WHAT IS REQUIRED = The answer must consist of every line from the entries that holds the word "label".

MATERIAL PROVIDED =
»»

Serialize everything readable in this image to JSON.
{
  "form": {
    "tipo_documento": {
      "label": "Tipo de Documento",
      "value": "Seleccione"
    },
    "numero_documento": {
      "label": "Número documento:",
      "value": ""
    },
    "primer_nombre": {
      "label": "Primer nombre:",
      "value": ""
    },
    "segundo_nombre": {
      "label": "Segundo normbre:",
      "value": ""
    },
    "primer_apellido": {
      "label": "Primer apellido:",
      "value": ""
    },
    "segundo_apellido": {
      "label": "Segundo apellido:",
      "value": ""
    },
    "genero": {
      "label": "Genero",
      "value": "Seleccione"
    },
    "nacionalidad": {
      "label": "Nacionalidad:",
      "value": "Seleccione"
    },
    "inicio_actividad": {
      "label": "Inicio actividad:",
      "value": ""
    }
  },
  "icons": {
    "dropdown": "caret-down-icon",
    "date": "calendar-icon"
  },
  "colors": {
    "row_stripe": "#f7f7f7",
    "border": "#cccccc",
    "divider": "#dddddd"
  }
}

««

WORKED SOLUTION =
      "label": "Tipo de Documento",
      "label": "Número documento:",
      "label": "Primer nombre:",
      "label": "Segundo normbre:",
      "label": "Primer apellido:",
      "label": "Segundo apellido:",
      "label": "Genero",
      "label": "Nacionalidad:",
      "label": "Inicio actividad:",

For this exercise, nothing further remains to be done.